• _Exercise prompt_
From the entries below, copy out all lines holding "обязательства".

Stored entries:

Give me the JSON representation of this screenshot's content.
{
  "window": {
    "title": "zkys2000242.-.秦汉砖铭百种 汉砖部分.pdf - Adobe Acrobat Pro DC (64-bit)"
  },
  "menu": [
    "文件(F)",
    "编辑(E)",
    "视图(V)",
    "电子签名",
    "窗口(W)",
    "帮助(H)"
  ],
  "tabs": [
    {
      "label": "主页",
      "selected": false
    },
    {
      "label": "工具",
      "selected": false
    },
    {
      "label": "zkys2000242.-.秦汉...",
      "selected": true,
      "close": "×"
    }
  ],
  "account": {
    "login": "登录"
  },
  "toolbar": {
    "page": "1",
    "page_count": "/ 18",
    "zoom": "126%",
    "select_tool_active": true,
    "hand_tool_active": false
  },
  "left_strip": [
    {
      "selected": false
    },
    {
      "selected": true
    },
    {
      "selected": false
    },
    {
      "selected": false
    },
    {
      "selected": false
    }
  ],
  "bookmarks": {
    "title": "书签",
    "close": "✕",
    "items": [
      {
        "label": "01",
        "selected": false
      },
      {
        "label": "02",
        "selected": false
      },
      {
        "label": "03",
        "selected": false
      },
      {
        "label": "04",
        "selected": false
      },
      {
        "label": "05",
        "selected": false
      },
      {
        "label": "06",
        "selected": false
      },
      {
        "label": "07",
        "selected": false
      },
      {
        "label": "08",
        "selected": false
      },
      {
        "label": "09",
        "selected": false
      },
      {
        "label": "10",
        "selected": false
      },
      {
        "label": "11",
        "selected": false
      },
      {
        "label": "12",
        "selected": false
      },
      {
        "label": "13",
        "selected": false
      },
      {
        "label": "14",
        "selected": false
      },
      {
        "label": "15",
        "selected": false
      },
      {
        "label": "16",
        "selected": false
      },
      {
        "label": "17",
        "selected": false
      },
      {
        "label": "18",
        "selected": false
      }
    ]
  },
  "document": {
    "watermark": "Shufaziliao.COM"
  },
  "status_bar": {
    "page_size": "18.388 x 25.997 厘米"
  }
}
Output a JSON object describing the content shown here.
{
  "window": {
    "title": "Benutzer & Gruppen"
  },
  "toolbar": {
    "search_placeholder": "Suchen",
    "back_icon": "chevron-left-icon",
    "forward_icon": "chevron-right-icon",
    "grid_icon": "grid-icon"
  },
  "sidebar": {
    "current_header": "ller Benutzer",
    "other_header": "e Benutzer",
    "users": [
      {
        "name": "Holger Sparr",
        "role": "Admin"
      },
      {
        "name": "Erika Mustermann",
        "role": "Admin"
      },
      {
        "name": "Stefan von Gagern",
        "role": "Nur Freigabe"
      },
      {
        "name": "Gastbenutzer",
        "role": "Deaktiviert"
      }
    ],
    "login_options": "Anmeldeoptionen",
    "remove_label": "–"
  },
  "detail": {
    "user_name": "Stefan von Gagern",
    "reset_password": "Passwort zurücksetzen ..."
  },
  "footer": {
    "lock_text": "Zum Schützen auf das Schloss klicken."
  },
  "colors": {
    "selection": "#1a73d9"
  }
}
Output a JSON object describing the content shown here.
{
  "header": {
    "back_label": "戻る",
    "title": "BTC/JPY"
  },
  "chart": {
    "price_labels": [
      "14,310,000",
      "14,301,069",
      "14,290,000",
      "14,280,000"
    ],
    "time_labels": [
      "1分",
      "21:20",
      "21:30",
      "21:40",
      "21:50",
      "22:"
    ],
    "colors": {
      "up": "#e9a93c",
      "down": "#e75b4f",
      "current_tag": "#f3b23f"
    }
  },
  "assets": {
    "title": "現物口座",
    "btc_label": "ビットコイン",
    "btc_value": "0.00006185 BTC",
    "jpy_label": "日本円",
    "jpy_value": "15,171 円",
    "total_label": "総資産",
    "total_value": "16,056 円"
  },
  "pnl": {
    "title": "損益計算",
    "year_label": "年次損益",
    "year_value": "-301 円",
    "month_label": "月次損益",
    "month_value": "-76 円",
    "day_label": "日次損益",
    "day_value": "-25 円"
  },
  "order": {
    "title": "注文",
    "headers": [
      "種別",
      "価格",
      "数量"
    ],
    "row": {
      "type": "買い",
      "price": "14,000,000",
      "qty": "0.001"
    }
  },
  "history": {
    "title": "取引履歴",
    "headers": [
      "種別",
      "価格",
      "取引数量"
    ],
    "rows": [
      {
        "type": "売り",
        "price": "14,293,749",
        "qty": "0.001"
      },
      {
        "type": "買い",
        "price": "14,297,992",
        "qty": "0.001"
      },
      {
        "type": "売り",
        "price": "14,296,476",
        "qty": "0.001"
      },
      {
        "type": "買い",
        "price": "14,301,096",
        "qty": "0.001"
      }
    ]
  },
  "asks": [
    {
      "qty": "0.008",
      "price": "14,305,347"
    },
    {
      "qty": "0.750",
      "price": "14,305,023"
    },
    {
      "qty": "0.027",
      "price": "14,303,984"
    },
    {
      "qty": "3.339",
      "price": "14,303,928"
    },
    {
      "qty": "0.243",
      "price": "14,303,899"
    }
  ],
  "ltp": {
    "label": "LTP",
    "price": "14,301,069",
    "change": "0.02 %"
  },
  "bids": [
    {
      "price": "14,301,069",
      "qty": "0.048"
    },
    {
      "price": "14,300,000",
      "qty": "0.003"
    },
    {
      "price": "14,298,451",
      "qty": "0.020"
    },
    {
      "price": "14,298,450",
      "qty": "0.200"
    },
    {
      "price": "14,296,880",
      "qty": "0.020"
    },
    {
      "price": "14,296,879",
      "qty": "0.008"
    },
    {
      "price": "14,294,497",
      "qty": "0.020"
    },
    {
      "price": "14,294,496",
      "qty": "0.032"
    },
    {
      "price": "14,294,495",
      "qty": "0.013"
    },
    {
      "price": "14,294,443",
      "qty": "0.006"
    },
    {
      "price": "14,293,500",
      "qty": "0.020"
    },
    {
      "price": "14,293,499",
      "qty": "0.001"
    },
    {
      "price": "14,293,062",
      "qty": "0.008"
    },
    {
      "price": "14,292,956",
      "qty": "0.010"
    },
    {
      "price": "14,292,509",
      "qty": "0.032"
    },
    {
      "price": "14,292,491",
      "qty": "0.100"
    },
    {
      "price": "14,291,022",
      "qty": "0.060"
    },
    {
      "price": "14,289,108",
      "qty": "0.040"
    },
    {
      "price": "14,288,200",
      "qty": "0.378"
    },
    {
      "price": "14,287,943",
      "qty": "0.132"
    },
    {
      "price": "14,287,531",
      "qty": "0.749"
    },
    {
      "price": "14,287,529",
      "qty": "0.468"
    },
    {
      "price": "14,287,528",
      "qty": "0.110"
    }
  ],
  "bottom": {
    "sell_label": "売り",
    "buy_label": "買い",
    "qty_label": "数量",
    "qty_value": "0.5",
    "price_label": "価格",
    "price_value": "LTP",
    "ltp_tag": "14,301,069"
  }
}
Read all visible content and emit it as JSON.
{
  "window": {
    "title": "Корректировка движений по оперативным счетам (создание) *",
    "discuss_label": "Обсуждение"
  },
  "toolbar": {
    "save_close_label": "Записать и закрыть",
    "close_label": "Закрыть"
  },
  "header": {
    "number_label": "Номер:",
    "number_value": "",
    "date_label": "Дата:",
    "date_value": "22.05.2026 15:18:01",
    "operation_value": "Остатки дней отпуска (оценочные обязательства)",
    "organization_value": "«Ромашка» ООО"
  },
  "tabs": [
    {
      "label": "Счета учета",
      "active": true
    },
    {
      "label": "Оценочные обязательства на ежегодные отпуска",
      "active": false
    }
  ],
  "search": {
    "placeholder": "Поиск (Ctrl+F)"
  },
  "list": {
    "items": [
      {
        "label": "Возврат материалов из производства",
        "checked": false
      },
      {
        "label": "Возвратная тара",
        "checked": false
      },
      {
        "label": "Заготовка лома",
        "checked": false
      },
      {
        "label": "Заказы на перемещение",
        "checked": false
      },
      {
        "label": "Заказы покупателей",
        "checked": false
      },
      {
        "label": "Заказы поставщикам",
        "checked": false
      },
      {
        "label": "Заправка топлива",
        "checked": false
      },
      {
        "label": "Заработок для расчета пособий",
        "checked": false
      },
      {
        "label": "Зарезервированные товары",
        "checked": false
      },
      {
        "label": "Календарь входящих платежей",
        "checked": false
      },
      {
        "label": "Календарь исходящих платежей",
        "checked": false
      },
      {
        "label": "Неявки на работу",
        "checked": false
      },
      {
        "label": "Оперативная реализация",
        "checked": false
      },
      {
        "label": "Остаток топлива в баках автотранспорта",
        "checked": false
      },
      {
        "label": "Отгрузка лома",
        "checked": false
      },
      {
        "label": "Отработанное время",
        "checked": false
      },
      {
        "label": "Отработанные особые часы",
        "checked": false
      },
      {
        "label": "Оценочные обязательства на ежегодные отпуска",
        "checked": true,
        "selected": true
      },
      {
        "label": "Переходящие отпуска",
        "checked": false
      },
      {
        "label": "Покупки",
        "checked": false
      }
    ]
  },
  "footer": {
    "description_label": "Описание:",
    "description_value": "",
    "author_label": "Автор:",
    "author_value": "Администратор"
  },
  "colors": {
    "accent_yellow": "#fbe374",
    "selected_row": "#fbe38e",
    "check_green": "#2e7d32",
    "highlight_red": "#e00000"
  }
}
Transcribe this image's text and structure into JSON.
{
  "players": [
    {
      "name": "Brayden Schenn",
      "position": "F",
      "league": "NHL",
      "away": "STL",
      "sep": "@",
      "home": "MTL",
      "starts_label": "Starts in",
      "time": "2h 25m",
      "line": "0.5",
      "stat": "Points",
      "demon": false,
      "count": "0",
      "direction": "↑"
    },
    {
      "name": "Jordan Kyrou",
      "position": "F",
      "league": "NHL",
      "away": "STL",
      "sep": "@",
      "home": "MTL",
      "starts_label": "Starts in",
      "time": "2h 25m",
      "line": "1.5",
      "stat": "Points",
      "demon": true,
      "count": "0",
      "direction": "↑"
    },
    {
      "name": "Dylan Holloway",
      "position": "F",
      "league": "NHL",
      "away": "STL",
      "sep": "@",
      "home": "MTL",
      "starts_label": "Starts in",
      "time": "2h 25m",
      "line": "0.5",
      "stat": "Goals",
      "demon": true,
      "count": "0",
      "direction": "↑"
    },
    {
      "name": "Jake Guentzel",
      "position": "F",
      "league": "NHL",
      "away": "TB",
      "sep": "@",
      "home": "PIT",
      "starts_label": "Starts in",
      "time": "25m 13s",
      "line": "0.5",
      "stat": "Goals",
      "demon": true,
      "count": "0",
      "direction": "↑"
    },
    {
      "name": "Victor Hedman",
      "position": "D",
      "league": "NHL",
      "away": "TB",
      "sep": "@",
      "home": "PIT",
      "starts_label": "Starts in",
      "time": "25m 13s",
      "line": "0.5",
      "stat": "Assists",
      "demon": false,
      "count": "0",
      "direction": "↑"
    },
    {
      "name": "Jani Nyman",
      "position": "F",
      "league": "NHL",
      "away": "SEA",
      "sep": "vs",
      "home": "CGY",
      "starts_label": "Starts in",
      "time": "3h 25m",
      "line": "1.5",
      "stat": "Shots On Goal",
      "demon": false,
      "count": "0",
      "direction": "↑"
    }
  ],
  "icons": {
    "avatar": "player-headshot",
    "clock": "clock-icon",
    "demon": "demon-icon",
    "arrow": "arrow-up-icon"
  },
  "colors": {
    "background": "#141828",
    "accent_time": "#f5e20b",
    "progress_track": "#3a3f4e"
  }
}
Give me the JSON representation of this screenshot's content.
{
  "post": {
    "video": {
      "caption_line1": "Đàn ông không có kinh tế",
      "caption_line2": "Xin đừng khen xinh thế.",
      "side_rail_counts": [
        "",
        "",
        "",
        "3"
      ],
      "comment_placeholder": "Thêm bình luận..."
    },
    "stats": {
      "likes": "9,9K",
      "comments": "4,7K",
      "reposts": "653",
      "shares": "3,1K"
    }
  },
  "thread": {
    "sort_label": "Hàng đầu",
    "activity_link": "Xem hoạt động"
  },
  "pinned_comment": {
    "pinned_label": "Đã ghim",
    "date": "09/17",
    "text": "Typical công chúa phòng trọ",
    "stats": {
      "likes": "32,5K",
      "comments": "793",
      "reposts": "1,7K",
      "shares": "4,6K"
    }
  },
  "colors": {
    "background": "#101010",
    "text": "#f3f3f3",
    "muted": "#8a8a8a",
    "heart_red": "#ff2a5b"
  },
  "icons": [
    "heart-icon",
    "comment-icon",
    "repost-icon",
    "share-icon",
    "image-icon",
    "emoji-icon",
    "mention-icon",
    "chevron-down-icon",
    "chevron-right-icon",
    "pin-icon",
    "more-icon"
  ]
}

• _Exercise result_
    "operation_value": "Остатки дней отпуска (оценочные обязательства)",
      "label": "Оценочные обязательства на ежегодные отпуска",
        "label": "Оценочные обязательства на ежегодные отпуска",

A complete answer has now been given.